======== Material for the task ========

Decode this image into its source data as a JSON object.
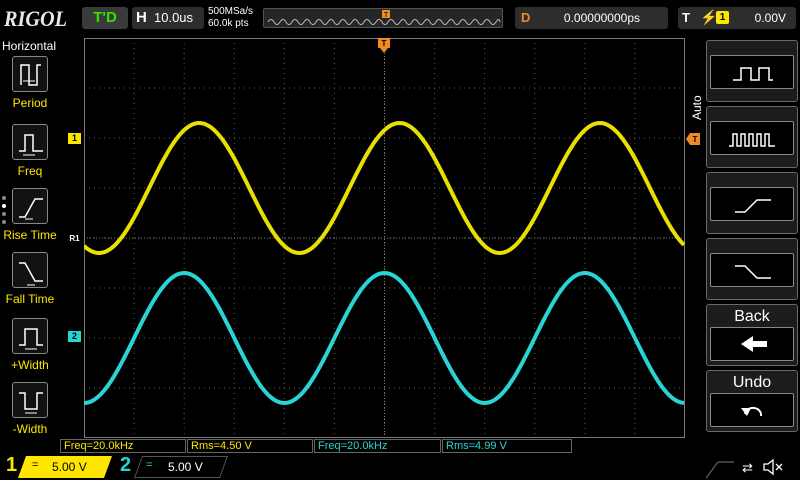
{
  "topbar": {
    "logo": "RIGOL",
    "run_state": "T'D",
    "horizontal": {
      "label": "H",
      "value": "10.0us"
    },
    "sample_rate": "500MSa/s",
    "memory_depth": "60.0k pts",
    "delay": {
      "label": "D",
      "value": "0.00000000ps"
    },
    "trigger": {
      "label": "T",
      "source": "1",
      "level": "0.00V"
    }
  },
  "left_menu": {
    "title": "Horizontal",
    "items": [
      {
        "label": "Period",
        "icon": "period-icon"
      },
      {
        "label": "Freq",
        "icon": "frequency-icon"
      },
      {
        "label": "Rise Time",
        "icon": "rise-time-icon"
      },
      {
        "label": "Fall Time",
        "icon": "fall-time-icon"
      },
      {
        "label": "+Width",
        "icon": "positive-width-icon"
      },
      {
        "label": "-Width",
        "icon": "negative-width-icon"
      }
    ]
  },
  "markers": {
    "ch1": "1",
    "ch2": "2",
    "ref": "R1"
  },
  "measurements": [
    {
      "text": "Freq=20.0kHz",
      "color": "#ffe600"
    },
    {
      "text": "Rms=4.50 V",
      "color": "#ffe600"
    },
    {
      "text": "Freq=20.0kHz",
      "color": "#2ad4d4"
    },
    {
      "text": "Rms=4.99 V",
      "color": "#2ad4d4"
    }
  ],
  "right_menu": {
    "auto_label": "Auto",
    "buttons": [
      {
        "name": "measure-all-button",
        "icon": "square-wave-icon"
      },
      {
        "name": "measure-burst-button",
        "icon": "pulse-train-icon"
      },
      {
        "name": "rising-edge-button",
        "icon": "rising-edge-icon"
      },
      {
        "name": "falling-edge-button",
        "icon": "falling-edge-icon"
      },
      {
        "name": "back-button",
        "label": "Back",
        "icon": "left-arrow-icon"
      },
      {
        "name": "undo-button",
        "label": "Undo",
        "icon": "undo-icon"
      }
    ]
  },
  "channels": [
    {
      "number": "1",
      "coupling": "=",
      "scale": "5.00 V",
      "color": "#ffe600"
    },
    {
      "number": "2",
      "coupling": "=",
      "scale": "5.00 V",
      "color": "#2ad4d4"
    }
  ],
  "waveforms": {
    "ch1": {
      "color": "#e8e000",
      "center_div": 1.0,
      "amplitude_div": 1.3,
      "period_div": 4.0,
      "peak_at_div": 2.3
    },
    "ch2": {
      "color": "#2ad4d4",
      "center_div": -2.0,
      "amplitude_div": 1.3,
      "period_div": 4.0,
      "peak_at_div": 2.0
    }
  },
  "colors": {
    "ch1": "#ffe600",
    "ch2": "#2ad4d4",
    "delay": "#f08a24",
    "run_state": "#35e000"
  }
}
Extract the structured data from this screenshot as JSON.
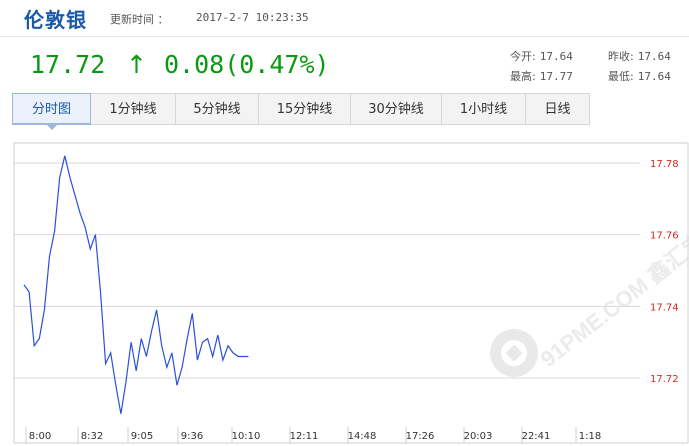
{
  "header": {
    "title": "伦敦银",
    "update_label": "更新时间 ：",
    "update_time": "2017-2-7 10:23:35"
  },
  "quote": {
    "price": "17.72",
    "arrow": "↑",
    "change": "0.08(0.47%)",
    "open_label": "今开:",
    "open": "17.64",
    "prev_close_label": "昨收:",
    "prev_close": "17.64",
    "high_label": "最高:",
    "high": "17.77",
    "low_label": "最低:",
    "low": "17.64"
  },
  "tabs": [
    {
      "label": "分时图",
      "active": true
    },
    {
      "label": "1分钟线",
      "active": false
    },
    {
      "label": "5分钟线",
      "active": false
    },
    {
      "label": "15分钟线",
      "active": false
    },
    {
      "label": "30分钟线",
      "active": false
    },
    {
      "label": "1小时线",
      "active": false
    },
    {
      "label": "日线",
      "active": false
    }
  ],
  "watermark": "91PME.COM 鑫汇宝贵金属",
  "colors": {
    "title": "#1a5aa8",
    "price_up": "#0a9a12",
    "line": "#2a4fe0",
    "axis_label": "#d42a20",
    "grid": "#d8d8d8"
  },
  "chart_data": {
    "type": "line",
    "x_ticks": [
      "8:00",
      "8:32",
      "9:05",
      "9:36",
      "10:10",
      "12:11",
      "14:48",
      "17:26",
      "20:03",
      "22:41",
      "1:18"
    ],
    "y_ticks": [
      "17.78",
      "17.76",
      "17.74",
      "17.72"
    ],
    "ylim": [
      17.705,
      17.785
    ],
    "grid": true,
    "series": [
      {
        "x_minutes": [
          0,
          3,
          6,
          9,
          12,
          15,
          18,
          21,
          24,
          27,
          30,
          33,
          36,
          39,
          42,
          45,
          48,
          51,
          54,
          57,
          60,
          63,
          66,
          69,
          72,
          75,
          78,
          81,
          84,
          87,
          90,
          93,
          96,
          99,
          102,
          105,
          108,
          111,
          114,
          117,
          120,
          123,
          126,
          129,
          132
        ],
        "values": [
          17.746,
          17.744,
          17.729,
          17.731,
          17.739,
          17.754,
          17.761,
          17.776,
          17.782,
          17.776,
          17.771,
          17.766,
          17.762,
          17.756,
          17.76,
          17.744,
          17.724,
          17.727,
          17.718,
          17.71,
          17.719,
          17.73,
          17.722,
          17.731,
          17.726,
          17.733,
          17.739,
          17.729,
          17.723,
          17.727,
          17.718,
          17.723,
          17.731,
          17.738,
          17.725,
          17.73,
          17.731,
          17.726,
          17.732,
          17.725,
          17.729,
          17.727,
          17.726,
          17.726,
          17.726
        ]
      }
    ]
  }
}
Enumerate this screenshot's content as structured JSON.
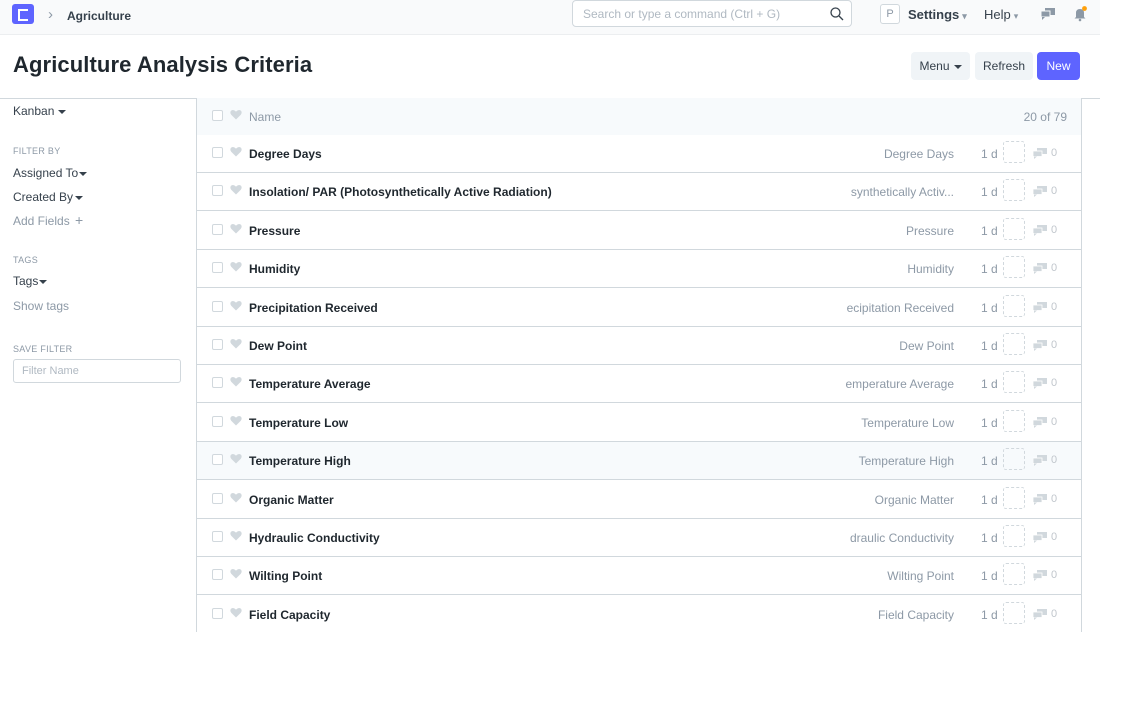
{
  "navbar": {
    "breadcrumb": "Agriculture",
    "search_placeholder": "Search or type a command (Ctrl + G)",
    "avatar_letter": "P",
    "settings_label": "Settings",
    "help_label": "Help"
  },
  "header": {
    "title": "Agriculture Analysis Criteria",
    "menu_label": "Menu",
    "refresh_label": "Refresh",
    "new_label": "New"
  },
  "sidebar": {
    "view_label": "Kanban",
    "filter_by_label": "FILTER BY",
    "assigned_to": "Assigned To",
    "created_by": "Created By",
    "add_fields": "Add Fields",
    "tags_section": "TAGS",
    "tags_label": "Tags",
    "show_tags": "Show tags",
    "save_filter_label": "SAVE FILTER",
    "filter_name_placeholder": "Filter Name"
  },
  "list": {
    "header_name": "Name",
    "count": "20 of 79",
    "rows": [
      {
        "name": "Degree Days",
        "field": "Degree Days",
        "modified": "1 d",
        "comments": "0"
      },
      {
        "name": "Insolation/ PAR (Photosynthetically Active Radiation)",
        "field": "synthetically Activ...",
        "modified": "1 d",
        "comments": "0"
      },
      {
        "name": "Pressure",
        "field": "Pressure",
        "modified": "1 d",
        "comments": "0"
      },
      {
        "name": "Humidity",
        "field": "Humidity",
        "modified": "1 d",
        "comments": "0"
      },
      {
        "name": "Precipitation Received",
        "field": "ecipitation Received",
        "modified": "1 d",
        "comments": "0"
      },
      {
        "name": "Dew Point",
        "field": "Dew Point",
        "modified": "1 d",
        "comments": "0"
      },
      {
        "name": "Temperature Average",
        "field": "emperature Average",
        "modified": "1 d",
        "comments": "0"
      },
      {
        "name": "Temperature Low",
        "field": "Temperature Low",
        "modified": "1 d",
        "comments": "0"
      },
      {
        "name": "Temperature High",
        "field": "Temperature High",
        "modified": "1 d",
        "comments": "0"
      },
      {
        "name": "Organic Matter",
        "field": "Organic Matter",
        "modified": "1 d",
        "comments": "0"
      },
      {
        "name": "Hydraulic Conductivity",
        "field": "draulic Conductivity",
        "modified": "1 d",
        "comments": "0"
      },
      {
        "name": "Wilting Point",
        "field": "Wilting Point",
        "modified": "1 d",
        "comments": "0"
      },
      {
        "name": "Field Capacity",
        "field": "Field Capacity",
        "modified": "1 d",
        "comments": "0"
      }
    ]
  },
  "colors": {
    "accent": "#5e64ff",
    "notification_dot": "#ffa00a"
  }
}
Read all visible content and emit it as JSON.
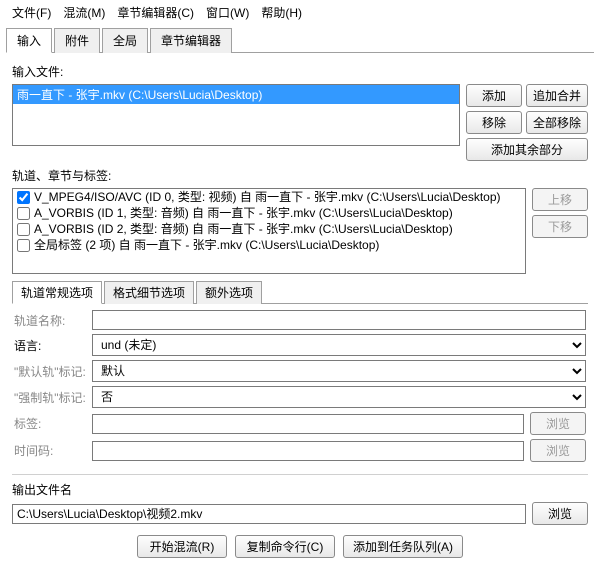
{
  "menu": {
    "file": "文件(F)",
    "mux": "混流(M)",
    "chapter_editor": "章节编辑器(C)",
    "window": "窗口(W)",
    "help": "帮助(H)"
  },
  "tabs": {
    "input": "输入",
    "attachments": "附件",
    "global": "全局",
    "chapters": "章节编辑器"
  },
  "input_files": {
    "label": "输入文件:",
    "items": [
      "雨一直下 - 张宇.mkv  (C:\\Users\\Lucia\\Desktop)"
    ],
    "buttons": {
      "add": "添加",
      "append": "追加合并",
      "remove": "移除",
      "remove_all": "全部移除",
      "add_rest": "添加其余部分"
    }
  },
  "tracks": {
    "label": "轨道、章节与标签:",
    "rows": [
      {
        "checked": true,
        "text": "V_MPEG4/ISO/AVC (ID 0, 类型: 视频) 自 雨一直下 - 张宇.mkv (C:\\Users\\Lucia\\Desktop)"
      },
      {
        "checked": false,
        "text": "A_VORBIS (ID 1, 类型: 音频) 自 雨一直下 - 张宇.mkv (C:\\Users\\Lucia\\Desktop)"
      },
      {
        "checked": false,
        "text": "A_VORBIS (ID 2, 类型: 音频) 自 雨一直下 - 张宇.mkv (C:\\Users\\Lucia\\Desktop)"
      },
      {
        "checked": false,
        "text": "全局标签 (2 项) 自 雨一直下 - 张宇.mkv (C:\\Users\\Lucia\\Desktop)"
      }
    ],
    "buttons": {
      "up": "上移",
      "down": "下移"
    }
  },
  "inner_tabs": {
    "general": "轨道常规选项",
    "format": "格式细节选项",
    "extra": "额外选项"
  },
  "form": {
    "track_name": {
      "label": "轨道名称:",
      "value": ""
    },
    "language": {
      "label": "语言:",
      "value": "und (未定)"
    },
    "default": {
      "label": "\"默认轨\"标记:",
      "value": "默认"
    },
    "forced": {
      "label": "\"强制轨\"标记:",
      "value": "否"
    },
    "tags": {
      "label": "标签:",
      "value": "",
      "browse": "浏览"
    },
    "timecodes": {
      "label": "时间码:",
      "value": "",
      "browse": "浏览"
    }
  },
  "output": {
    "label": "输出文件名",
    "value": "C:\\Users\\Lucia\\Desktop\\视频2.mkv",
    "browse": "浏览"
  },
  "bottom": {
    "start": "开始混流(R)",
    "copycli": "复制命令行(C)",
    "addqueue": "添加到任务队列(A)"
  }
}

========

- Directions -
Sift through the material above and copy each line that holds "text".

- Output below -
      "text": "Freq=20.0kHz",
      "text": "Rms=4.50 V",
      "text": "Freq=20.0kHz",
      "text": "Rms=4.99 V",
        "text": "V_MPEG4/ISO/AVC (ID 0, 类型: 视频) 自 雨一直下 - 张宇.mkv (C:\\Users\\Lucia\\Desktop)"
        "text": "A_VORBIS (ID 1, 类型: 音频) 自 雨一直下 - 张宇.mkv (C:\\Users\\Lucia\\Desktop)"
        "text": "A_VORBIS (ID 2, 类型: 音频) 自 雨一直下 - 张宇.mkv (C:\\Users\\Lucia\\Desktop)"
        "text": "全局标签 (2 项) 自 雨一直下 - 张宇.mkv (C:\\Users\\Lucia\\Desktop)"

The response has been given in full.